The number of lines below containing the word "mellem" is all that should be returned.

Dataset rows for apps and sites:
-*-*-

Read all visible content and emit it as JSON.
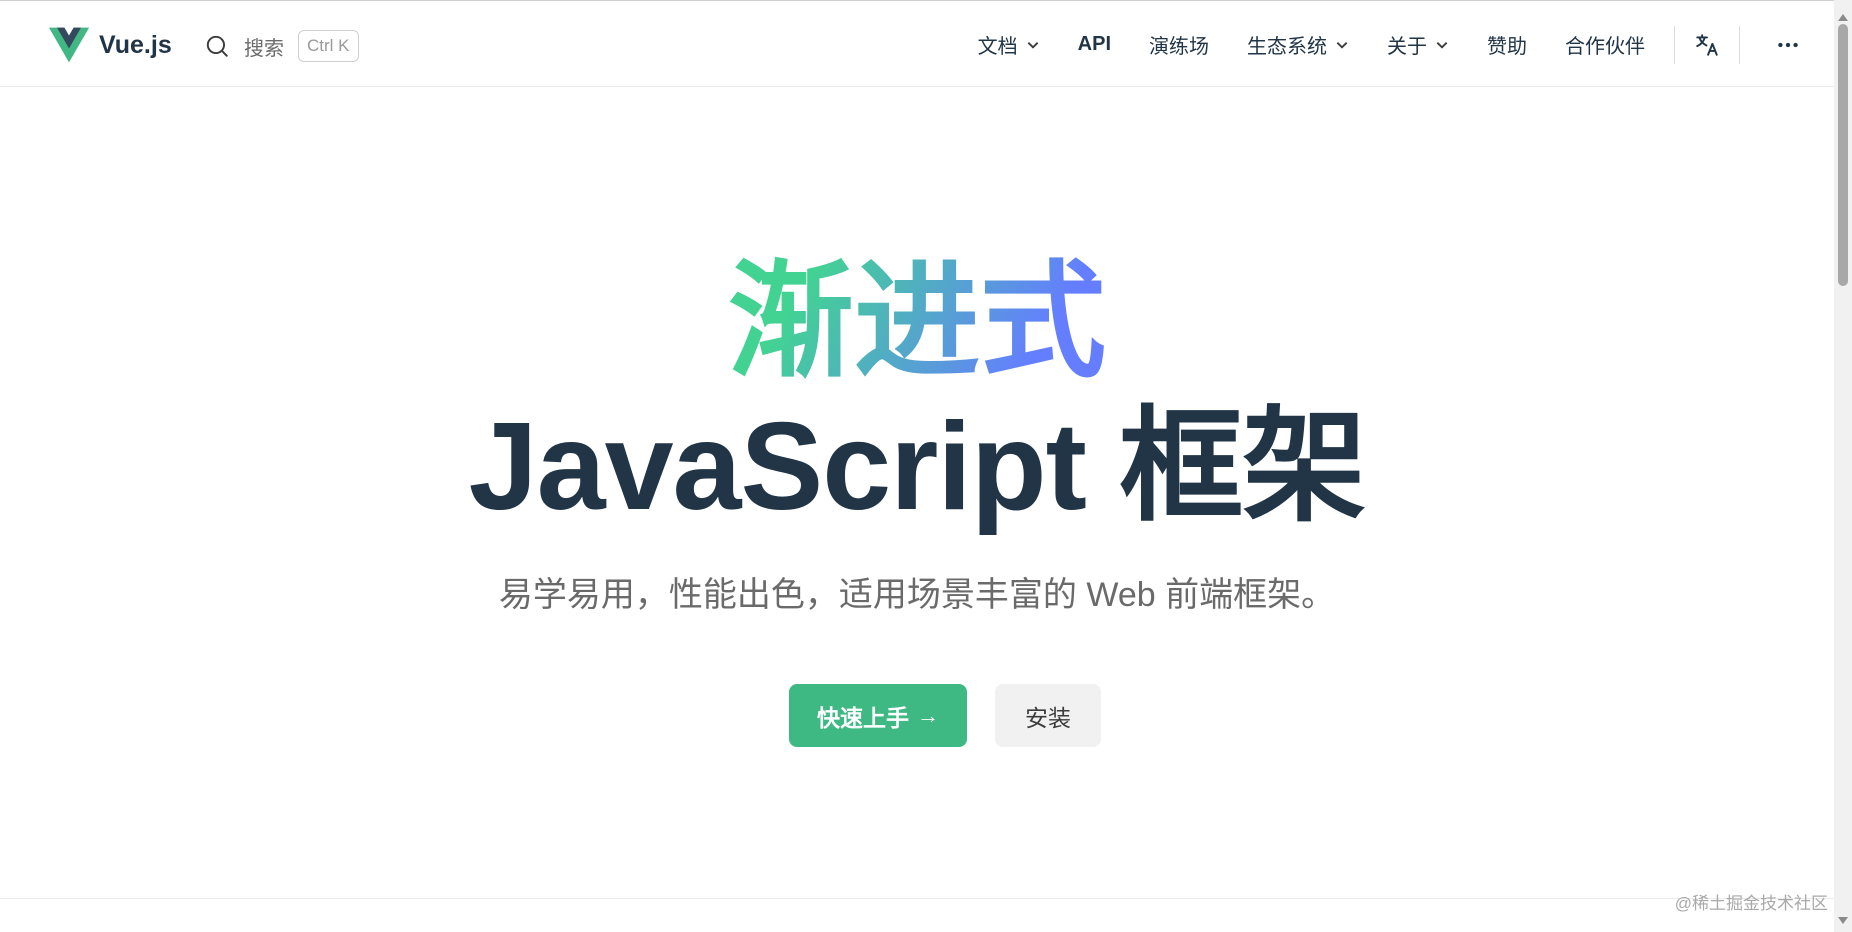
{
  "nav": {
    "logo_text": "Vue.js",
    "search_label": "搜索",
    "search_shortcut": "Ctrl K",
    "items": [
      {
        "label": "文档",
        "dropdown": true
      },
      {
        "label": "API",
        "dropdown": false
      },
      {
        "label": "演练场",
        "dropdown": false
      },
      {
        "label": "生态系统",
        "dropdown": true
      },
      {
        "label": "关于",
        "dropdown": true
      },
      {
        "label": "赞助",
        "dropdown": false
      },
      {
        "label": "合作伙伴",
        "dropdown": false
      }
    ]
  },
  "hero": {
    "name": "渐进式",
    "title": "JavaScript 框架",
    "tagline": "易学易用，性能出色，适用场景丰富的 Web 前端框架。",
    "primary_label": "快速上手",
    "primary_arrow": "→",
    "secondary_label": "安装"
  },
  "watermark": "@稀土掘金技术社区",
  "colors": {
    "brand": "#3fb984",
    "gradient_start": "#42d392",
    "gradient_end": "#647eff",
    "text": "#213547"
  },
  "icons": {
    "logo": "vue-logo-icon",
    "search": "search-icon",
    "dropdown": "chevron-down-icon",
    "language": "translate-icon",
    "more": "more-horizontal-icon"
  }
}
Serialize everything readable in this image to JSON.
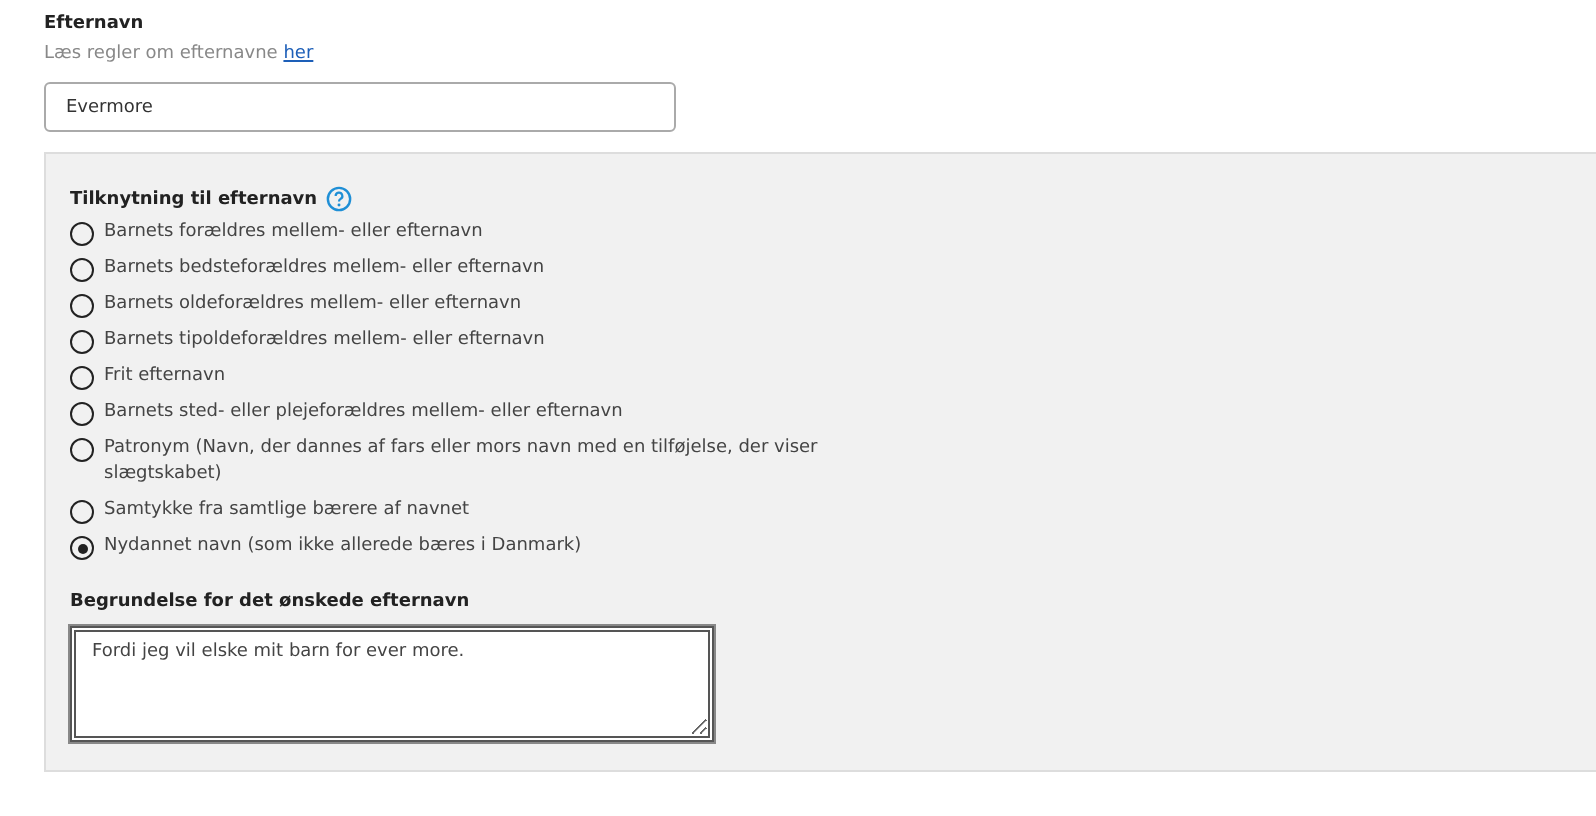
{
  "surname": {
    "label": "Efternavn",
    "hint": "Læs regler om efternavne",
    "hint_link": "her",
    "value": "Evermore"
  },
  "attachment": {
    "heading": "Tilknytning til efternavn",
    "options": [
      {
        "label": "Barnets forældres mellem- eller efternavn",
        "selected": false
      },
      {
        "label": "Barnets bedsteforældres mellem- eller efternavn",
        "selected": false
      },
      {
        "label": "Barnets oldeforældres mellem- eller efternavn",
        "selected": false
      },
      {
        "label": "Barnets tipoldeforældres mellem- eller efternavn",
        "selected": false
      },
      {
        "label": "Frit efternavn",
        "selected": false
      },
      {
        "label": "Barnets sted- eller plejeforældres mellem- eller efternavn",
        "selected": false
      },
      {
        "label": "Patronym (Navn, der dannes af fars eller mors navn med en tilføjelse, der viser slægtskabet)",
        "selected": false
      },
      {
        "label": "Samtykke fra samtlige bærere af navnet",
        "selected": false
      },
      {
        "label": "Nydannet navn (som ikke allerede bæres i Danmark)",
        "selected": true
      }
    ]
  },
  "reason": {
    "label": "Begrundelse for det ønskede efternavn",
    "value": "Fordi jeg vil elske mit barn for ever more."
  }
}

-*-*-

## [Solution to this exercise]
5